Parking issues were again in front of the UNA Board on March 12, 2013. Again the solution proposed and implemented was one that targets residents as the problem. The solution? use financial instruments as a coercive force to limit and restrict resident parking. Wonderful idea if residents are in fact the source of our parking woes. But we are not the problem here.
The real issue of parking is how to regulates the parking that takes place outside of the current restricted hours.
Some directors and some UNA/UBC staff argue that we have a responsibility to reduce our use of cars. That's a laudable goal if resident cars are the course of the world's problems. They're not; at least not all of them. The university sells it's large scale development plans by claiming to reduce resident traffic on and off campus yet simultaneously increases the destination attractions of campus - the Thunderbird Fields developments and the commercialization and marketing of Westbrook Village as a regional destination (check their web page) -
It's nice to be the lab rats in a living laboratory -sometimes. But there does comes a time when the animals in the lab have to stand up and say enough is enough. It seems to me that we've come to that point in time and the university's use of residents as a laboratory has to change.
What I have seen over more than a decade of living in Hawthorn Place is that by and large parking is not a consistent problem or concern. In the aggregate there is sufficient on-street and underground parking to accommodate all resident parking needs. The real and significant parking problems are all external to the resident community.
The parking problems can be thought of as - (1) external to resident parking pressure and (2) problems that arise as a consequence of our attempts to regulate parking.
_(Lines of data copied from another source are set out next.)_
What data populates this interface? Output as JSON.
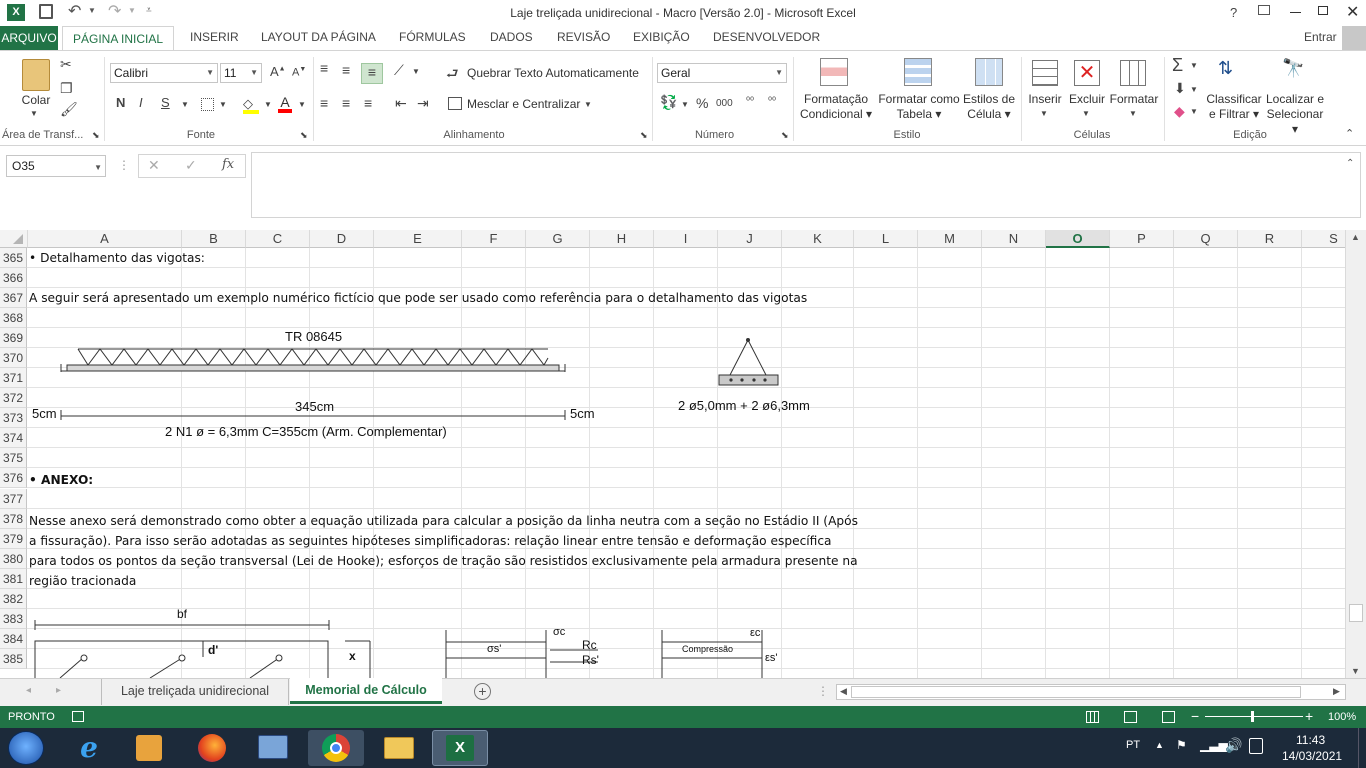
{
  "window": {
    "title": "Laje treliçada unidirecional - Macro [Versão 2.0] - Microsoft Excel",
    "help": "?",
    "user": "Entrar"
  },
  "tabs": [
    "ARQUIVO",
    "PÁGINA INICIAL",
    "INSERIR",
    "LAYOUT DA PÁGINA",
    "FÓRMULAS",
    "DADOS",
    "REVISÃO",
    "EXIBIÇÃO",
    "DESENVOLVEDOR"
  ],
  "ribbon": {
    "clipboard": {
      "paste": "Colar",
      "label": "Área de Transf..."
    },
    "font": {
      "name": "Calibri",
      "size": "11",
      "bold": "N",
      "italic": "I",
      "underline": "S",
      "label": "Fonte"
    },
    "alignment": {
      "wrap": "Quebrar Texto Automaticamente",
      "merge": "Mesclar e Centralizar",
      "label": "Alinhamento"
    },
    "number": {
      "format": "Geral",
      "percent": "%",
      "thousands": "000",
      "label": "Número"
    },
    "styles": {
      "cond1": "Formatação",
      "cond2": "Condicional",
      "table1": "Formatar como",
      "table2": "Tabela",
      "cell1": "Estilos de",
      "cell2": "Célula",
      "label": "Estilo"
    },
    "cells": {
      "insert": "Inserir",
      "delete": "Excluir",
      "format": "Formatar",
      "label": "Células"
    },
    "editing": {
      "sort1": "Classificar",
      "sort2": "e Filtrar",
      "find1": "Localizar e",
      "find2": "Selecionar",
      "label": "Edição"
    }
  },
  "formula_bar": {
    "name_box": "O35",
    "fx": "fx",
    "content": ""
  },
  "columns": [
    "A",
    "B",
    "C",
    "D",
    "E",
    "F",
    "G",
    "H",
    "I",
    "J",
    "K",
    "L",
    "M",
    "N",
    "O",
    "P",
    "Q",
    "R",
    "S"
  ],
  "active_column": "O",
  "rows": [
    "365",
    "366",
    "367",
    "368",
    "369",
    "370",
    "371",
    "372",
    "373",
    "374",
    "375",
    "376",
    "377",
    "378",
    "379",
    "380",
    "381",
    "382",
    "383",
    "384",
    "385"
  ],
  "cells": {
    "r365": "• Detalhamento das vigotas:",
    "r367": "A seguir será apresentado um exemplo numérico fictício que pode ser usado como referência para o detalhamento das vigotas",
    "r376": "• ANEXO:",
    "r378": "Nesse anexo será demonstrado como obter a equação utilizada para calcular a posição da linha neutra com a seção no Estádio II (Após",
    "r379": "a fissuração). Para isso serão adotadas as seguintes hipóteses simplificadoras: relação linear entre tensão e deformação específica",
    "r380": "para todos os pontos da seção transversal (Lei de Hooke); esforços de tração são resistidos exclusivamente pela armadura presente na",
    "r381": "região tracionada"
  },
  "drawings": {
    "truss_label": "TR 08645",
    "left_dim": "5cm",
    "mid_dim": "345cm",
    "right_dim": "5cm",
    "bar_note": "2 N1 ø = 6,3mm C=355cm (Arm. Complementar)",
    "section_note": "2 ø5,0mm + 2 ø6,3mm",
    "bf": "bf",
    "dprime": "d'",
    "x": "x",
    "sigma_c": "σc",
    "sigma_s": "σs'",
    "rc": "Rc",
    "rs": "Rs'",
    "eps_c": "εc",
    "compressao": "Compressão",
    "eps_s": "εs'"
  },
  "sheet_tabs": [
    "Laje treliçada unidirecional",
    "Memorial de Cálculo"
  ],
  "active_sheet": "Memorial de Cálculo",
  "status": {
    "mode": "PRONTO",
    "zoom": "100%"
  },
  "taskbar": {
    "lang": "PT",
    "time": "11:43",
    "date": "14/03/2021"
  }
}
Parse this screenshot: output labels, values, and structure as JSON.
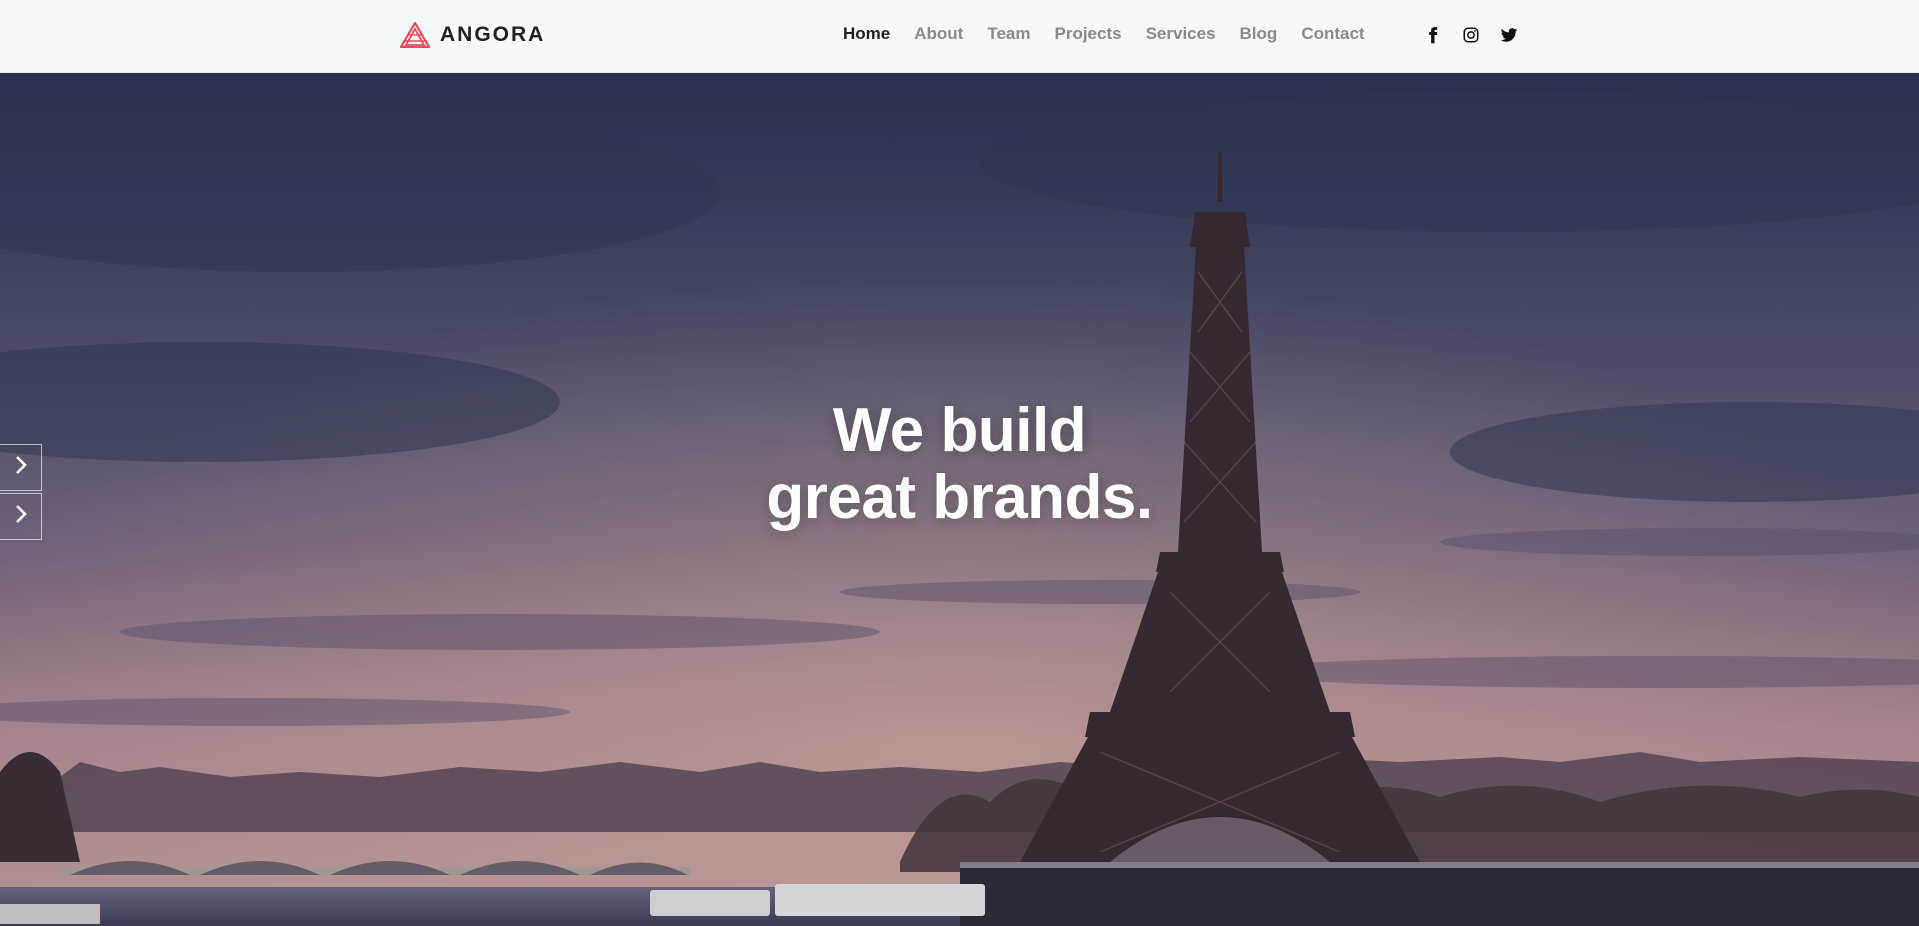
{
  "brand": {
    "name": "ANGORA",
    "accent": "#e84a5f",
    "icon": "triangle-logo-icon"
  },
  "nav": {
    "items": [
      {
        "label": "Home",
        "active": true
      },
      {
        "label": "About"
      },
      {
        "label": "Team"
      },
      {
        "label": "Projects"
      },
      {
        "label": "Services"
      },
      {
        "label": "Blog"
      },
      {
        "label": "Contact"
      }
    ]
  },
  "social": [
    "facebook-icon",
    "instagram-icon",
    "twitter-icon"
  ],
  "hero": {
    "line1": "We build",
    "line2": "great brands.",
    "arrows": [
      "chevron-right-icon",
      "chevron-right-icon"
    ]
  },
  "colors": {
    "header_bg": "#f7f8fa",
    "text_active": "#1f1f1f",
    "text_nav": "#8a8a8a"
  }
}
(1) external to resident parking pressure arises from two general sources – (a) regular users of the campus who do not currently live on campus (b) destination traffic (recurrent community sports use, recurrent use of commercial centres, special sports or entertainment events). UBC has done a decent job regulating and controlling special event traffic issues. The problems here arises from the recurrent users of areas like Thunderbird fields and the arena. Very likely modest changes to the restricted parking hours can deal with the recurrent weekend users of the fields. One thing that athletics might do is to charge community user groups (kids soccer) a parking surcharge that would be paid to the UNA to assist with our parking regulation. At the moment, allowing spill over parking into Hawthorn and/or Hampton (and now into the UHS parking lot) externalizes a cost and transfers it to our community. This cost of parking regulation is rightly part of the costs of operation of the athletics fields. Currently, though we are absorbing it and paying a per capita fee to Athletics to boot.
(2) Our own parking regulations create their own unintended consequences. Some individuals are attempting to resell parking passes and thus capitalizing upon our system and contributing to undermining it. This is a combination between a failure on our community’s part to inculcate a sense of social connection and a dominant cultural idea of our society that an individual has a right to profit from anything. In combination it undermines the social well being to enhance an individual’s personal benefit. But, that is what market capitalism is all about – self interest.
I tend to think, and the observations that I have made over more than a decade tend to suggest (which sometimes have involved detailed recording of vehicle license plates and parking frequency etc), that the serious problem for parking comes from the external parking pressure and that by in large there is sufficient surplus space to accommodate resident parking. Yet, all of our plans for parking have focused upon regulating residents and placing the costs and expenses onto residents. This is a double taxation in several senses. First, we are already paying taxes to BC and UBC. Second we are having to pay a fee to the UNA. Third, we are paying the parking costs for the commercial activities of UBC Athletics and the Wesbrook Village (UBCPT) merchants.
We really need to find a way to attend to the actual cause of our parking problems, not target residents as the easiest way out.